I’d intended to backdate this set to their as introduced condition, but the quality of the printing was so good I couldn’t bring myself to remove this from both sides! Therefore I’ve kept the factory livery representing a Ravenscraig set in the 80’s on one side, and once I’ve sourced transfers the other side will become a Consett set. This did mean I could crack on and weather the side being left as is sooner!
A mix of airbrushing and brush painting has been used to make these grubby – using a range of Tamiya acrylics mixed to a mucky grey/brown colour, then over sprayed with flat brown which looks about right for ore dust in my eyes (remembering this falls from above so spray down!)
Given we are all missing shows and the opportunity to chat to people to explain techniques, I thought I’d chat to myself and collate the end result into a video, so in OTCM’s second attempt at directing motion video, here is how I did it:

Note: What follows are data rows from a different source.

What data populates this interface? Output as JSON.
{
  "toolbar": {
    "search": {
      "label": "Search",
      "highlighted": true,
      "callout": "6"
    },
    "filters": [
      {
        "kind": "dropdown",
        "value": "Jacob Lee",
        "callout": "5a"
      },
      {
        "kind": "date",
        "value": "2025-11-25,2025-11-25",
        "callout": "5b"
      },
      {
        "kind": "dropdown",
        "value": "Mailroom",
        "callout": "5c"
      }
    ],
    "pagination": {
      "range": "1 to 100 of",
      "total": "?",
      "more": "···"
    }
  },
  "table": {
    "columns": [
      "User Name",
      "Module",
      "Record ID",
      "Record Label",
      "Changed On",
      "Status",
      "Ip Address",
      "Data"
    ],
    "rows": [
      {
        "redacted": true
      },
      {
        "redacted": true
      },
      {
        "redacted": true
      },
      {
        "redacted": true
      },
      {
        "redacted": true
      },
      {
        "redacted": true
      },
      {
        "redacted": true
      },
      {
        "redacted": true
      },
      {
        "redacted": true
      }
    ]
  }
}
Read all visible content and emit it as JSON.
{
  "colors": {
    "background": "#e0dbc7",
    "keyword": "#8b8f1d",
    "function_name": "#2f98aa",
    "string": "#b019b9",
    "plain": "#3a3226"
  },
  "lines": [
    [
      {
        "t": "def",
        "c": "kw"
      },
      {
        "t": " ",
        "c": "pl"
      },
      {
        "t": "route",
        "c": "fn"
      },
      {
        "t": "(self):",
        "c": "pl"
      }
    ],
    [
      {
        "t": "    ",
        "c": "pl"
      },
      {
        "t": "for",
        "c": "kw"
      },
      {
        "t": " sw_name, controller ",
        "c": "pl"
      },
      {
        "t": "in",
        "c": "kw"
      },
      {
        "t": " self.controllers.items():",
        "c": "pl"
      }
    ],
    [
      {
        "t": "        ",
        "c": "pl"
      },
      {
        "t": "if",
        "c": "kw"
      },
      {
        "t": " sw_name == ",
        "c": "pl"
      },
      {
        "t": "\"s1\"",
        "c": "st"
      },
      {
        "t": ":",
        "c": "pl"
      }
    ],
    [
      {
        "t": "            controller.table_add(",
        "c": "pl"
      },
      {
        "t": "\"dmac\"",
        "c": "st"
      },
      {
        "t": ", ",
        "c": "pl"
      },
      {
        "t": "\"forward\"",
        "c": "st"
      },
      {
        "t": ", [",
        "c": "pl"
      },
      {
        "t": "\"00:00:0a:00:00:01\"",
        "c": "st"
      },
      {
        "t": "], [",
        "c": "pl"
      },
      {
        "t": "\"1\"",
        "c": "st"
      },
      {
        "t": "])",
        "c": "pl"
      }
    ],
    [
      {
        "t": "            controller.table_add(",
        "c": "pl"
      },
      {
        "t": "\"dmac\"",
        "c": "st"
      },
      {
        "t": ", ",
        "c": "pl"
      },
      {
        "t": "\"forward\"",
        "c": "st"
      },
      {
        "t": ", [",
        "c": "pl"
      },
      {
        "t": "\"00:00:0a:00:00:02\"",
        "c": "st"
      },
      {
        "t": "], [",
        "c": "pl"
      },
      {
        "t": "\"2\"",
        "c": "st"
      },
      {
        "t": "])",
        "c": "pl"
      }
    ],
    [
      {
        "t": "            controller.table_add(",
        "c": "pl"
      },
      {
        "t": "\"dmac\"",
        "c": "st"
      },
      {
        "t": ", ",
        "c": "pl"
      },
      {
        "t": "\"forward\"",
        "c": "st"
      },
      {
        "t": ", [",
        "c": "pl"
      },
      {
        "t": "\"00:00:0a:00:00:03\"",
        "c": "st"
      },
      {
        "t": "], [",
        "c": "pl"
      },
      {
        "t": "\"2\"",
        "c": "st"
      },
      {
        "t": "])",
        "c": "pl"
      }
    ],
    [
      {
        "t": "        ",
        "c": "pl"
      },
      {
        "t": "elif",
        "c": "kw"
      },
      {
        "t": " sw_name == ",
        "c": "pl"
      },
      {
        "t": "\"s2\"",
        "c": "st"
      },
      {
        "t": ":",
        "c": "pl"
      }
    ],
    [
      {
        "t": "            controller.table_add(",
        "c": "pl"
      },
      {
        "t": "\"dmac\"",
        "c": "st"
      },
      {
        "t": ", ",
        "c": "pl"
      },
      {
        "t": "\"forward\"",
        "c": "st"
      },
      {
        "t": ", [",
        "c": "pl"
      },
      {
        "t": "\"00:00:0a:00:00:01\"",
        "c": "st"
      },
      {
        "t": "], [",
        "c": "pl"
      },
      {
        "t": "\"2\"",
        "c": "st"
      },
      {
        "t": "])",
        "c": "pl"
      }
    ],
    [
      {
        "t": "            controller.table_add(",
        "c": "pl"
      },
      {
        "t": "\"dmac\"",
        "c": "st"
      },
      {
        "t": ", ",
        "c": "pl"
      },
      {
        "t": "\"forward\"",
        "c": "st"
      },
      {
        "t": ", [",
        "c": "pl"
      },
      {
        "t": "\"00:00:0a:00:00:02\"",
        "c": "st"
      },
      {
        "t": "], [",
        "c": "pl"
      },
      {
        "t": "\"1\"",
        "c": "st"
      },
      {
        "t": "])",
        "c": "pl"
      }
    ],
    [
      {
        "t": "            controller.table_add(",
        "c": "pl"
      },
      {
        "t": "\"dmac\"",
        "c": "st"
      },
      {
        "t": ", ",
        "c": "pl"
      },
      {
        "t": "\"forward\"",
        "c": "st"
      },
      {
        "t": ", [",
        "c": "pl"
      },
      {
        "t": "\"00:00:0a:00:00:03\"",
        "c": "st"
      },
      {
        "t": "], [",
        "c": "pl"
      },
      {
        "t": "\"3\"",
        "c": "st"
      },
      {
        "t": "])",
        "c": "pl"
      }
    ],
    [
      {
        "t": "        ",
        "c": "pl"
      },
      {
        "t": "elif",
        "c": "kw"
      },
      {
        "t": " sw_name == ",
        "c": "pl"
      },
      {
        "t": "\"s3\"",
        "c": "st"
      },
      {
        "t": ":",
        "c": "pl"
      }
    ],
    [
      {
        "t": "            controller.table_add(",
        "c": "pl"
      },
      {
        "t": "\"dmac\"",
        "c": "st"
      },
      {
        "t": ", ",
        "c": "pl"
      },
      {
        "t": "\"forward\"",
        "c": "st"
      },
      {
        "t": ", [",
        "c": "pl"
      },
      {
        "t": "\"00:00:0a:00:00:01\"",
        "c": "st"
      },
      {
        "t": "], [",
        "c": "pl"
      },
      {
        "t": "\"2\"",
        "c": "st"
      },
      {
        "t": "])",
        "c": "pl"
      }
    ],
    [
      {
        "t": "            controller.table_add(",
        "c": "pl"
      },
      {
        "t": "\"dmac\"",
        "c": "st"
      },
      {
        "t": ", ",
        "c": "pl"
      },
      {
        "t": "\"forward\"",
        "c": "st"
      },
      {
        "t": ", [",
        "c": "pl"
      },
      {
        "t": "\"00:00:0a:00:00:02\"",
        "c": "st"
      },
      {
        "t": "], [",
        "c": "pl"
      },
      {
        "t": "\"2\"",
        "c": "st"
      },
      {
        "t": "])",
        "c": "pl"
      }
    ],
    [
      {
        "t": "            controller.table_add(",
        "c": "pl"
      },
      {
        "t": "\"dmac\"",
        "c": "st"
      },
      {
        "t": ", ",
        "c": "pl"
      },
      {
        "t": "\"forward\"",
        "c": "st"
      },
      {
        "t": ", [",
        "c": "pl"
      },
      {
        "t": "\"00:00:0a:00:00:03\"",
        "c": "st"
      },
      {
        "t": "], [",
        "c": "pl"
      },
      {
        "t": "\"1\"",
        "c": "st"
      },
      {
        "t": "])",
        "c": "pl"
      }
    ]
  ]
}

Overall, these wagons are top quality and have been justifiably popular (Accurascale’s most popular model for Pre-release sales to date I understand) and they represent good value for money when compared to other models of a similar detail level on the market.
If you’re still reading at this point, hopefully I’ve not bored you too much, and fingers crossed my interpretation of the history of ore movements is reasonably accurate! My next job is to go and amend history to come up with a reason why a rake of wagons introduced in the North East in 1974 is operating in South Yorkshire in 1973…. they must be out on test or something!
“Anything is possible on a train: a great meal, a binge, a visit from card players, an intrigue, a good night's sleep, and strangers' monologues framed like Russian short stories.” ― Paul Theroux, The Great Railway Bazaar